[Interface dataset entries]
::::

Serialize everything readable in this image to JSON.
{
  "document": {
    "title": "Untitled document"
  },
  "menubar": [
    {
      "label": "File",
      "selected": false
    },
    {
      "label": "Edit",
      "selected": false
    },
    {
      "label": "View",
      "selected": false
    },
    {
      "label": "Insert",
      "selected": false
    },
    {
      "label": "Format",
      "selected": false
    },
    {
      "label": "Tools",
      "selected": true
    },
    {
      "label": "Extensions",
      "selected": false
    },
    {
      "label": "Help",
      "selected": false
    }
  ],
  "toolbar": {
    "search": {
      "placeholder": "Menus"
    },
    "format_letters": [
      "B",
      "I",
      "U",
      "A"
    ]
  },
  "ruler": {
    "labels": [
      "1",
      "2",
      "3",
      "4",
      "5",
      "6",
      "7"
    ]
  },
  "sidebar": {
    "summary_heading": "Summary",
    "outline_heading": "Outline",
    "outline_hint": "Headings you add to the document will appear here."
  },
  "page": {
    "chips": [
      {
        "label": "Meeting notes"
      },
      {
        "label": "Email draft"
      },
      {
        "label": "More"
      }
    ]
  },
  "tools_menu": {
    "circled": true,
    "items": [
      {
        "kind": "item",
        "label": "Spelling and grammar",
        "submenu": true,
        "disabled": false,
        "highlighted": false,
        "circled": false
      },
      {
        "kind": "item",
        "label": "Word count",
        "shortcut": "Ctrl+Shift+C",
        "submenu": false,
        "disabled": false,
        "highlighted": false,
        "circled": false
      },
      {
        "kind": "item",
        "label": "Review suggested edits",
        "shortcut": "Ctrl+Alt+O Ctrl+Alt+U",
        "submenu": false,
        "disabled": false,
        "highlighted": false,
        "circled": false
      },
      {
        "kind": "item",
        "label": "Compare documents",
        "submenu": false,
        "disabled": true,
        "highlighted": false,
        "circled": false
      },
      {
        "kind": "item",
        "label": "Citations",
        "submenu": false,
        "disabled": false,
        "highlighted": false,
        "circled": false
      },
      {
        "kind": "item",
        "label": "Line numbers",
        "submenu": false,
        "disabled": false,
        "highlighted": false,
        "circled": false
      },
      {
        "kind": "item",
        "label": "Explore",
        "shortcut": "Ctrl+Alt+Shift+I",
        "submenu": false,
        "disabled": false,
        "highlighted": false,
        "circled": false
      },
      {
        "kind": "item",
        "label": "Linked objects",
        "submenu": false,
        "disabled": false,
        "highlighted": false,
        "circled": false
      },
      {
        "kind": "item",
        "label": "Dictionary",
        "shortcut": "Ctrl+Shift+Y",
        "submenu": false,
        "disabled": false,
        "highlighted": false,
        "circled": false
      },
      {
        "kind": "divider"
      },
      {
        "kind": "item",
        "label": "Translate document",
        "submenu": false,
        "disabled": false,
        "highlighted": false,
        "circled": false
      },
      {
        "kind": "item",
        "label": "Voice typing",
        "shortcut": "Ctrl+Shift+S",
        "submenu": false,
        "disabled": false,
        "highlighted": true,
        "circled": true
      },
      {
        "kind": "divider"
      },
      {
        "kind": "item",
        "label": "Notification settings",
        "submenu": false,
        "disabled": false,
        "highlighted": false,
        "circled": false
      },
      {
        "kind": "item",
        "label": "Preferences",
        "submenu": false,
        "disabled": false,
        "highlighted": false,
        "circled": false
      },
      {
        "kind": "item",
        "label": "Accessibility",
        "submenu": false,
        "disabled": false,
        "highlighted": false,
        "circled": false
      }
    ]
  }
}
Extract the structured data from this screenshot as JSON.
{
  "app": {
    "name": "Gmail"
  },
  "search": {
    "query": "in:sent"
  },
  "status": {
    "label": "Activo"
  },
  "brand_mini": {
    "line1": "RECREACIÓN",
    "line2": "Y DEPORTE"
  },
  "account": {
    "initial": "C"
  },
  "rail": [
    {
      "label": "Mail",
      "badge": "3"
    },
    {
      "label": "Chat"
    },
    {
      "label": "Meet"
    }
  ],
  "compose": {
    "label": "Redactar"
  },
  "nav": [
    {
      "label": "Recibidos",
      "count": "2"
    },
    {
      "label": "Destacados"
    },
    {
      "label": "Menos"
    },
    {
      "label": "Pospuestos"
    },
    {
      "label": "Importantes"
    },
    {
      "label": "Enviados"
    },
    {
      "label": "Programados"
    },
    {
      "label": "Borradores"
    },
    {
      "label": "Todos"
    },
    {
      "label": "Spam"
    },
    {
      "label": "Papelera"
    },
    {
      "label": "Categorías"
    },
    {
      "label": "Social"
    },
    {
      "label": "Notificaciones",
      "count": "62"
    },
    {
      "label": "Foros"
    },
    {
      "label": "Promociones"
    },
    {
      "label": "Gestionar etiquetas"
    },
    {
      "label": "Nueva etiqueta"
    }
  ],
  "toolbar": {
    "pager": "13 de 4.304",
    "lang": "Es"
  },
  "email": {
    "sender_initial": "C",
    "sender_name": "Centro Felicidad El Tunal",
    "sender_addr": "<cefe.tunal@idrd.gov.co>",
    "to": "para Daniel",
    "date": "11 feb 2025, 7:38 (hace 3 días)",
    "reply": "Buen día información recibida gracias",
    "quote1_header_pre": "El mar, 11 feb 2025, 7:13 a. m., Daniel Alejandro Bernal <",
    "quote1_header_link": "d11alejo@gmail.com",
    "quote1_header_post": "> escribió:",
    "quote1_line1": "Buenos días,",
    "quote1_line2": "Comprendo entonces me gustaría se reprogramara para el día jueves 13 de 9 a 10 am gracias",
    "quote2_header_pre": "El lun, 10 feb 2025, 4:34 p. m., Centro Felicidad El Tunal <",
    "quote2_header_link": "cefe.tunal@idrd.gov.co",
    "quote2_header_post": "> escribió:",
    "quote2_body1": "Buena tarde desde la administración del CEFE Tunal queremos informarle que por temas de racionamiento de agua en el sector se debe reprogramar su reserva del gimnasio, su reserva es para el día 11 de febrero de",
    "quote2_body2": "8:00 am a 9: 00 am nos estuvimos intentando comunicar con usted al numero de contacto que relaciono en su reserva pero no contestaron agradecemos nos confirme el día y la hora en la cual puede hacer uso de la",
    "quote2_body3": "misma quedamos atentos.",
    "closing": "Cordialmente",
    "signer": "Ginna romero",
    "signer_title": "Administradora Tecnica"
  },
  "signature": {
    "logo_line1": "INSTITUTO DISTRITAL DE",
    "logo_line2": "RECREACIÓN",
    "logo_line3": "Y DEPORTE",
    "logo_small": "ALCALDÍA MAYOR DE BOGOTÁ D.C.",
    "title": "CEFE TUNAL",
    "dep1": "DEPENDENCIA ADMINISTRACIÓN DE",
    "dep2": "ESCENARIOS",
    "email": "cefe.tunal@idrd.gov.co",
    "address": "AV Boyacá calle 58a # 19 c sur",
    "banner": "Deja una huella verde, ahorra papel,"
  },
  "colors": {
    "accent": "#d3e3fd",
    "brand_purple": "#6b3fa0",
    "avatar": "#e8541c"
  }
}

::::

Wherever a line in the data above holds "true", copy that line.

      "selected": true
    "circled": true,
        "submenu": true,
        "disabled": true,
        "highlighted": true,
        "circled": true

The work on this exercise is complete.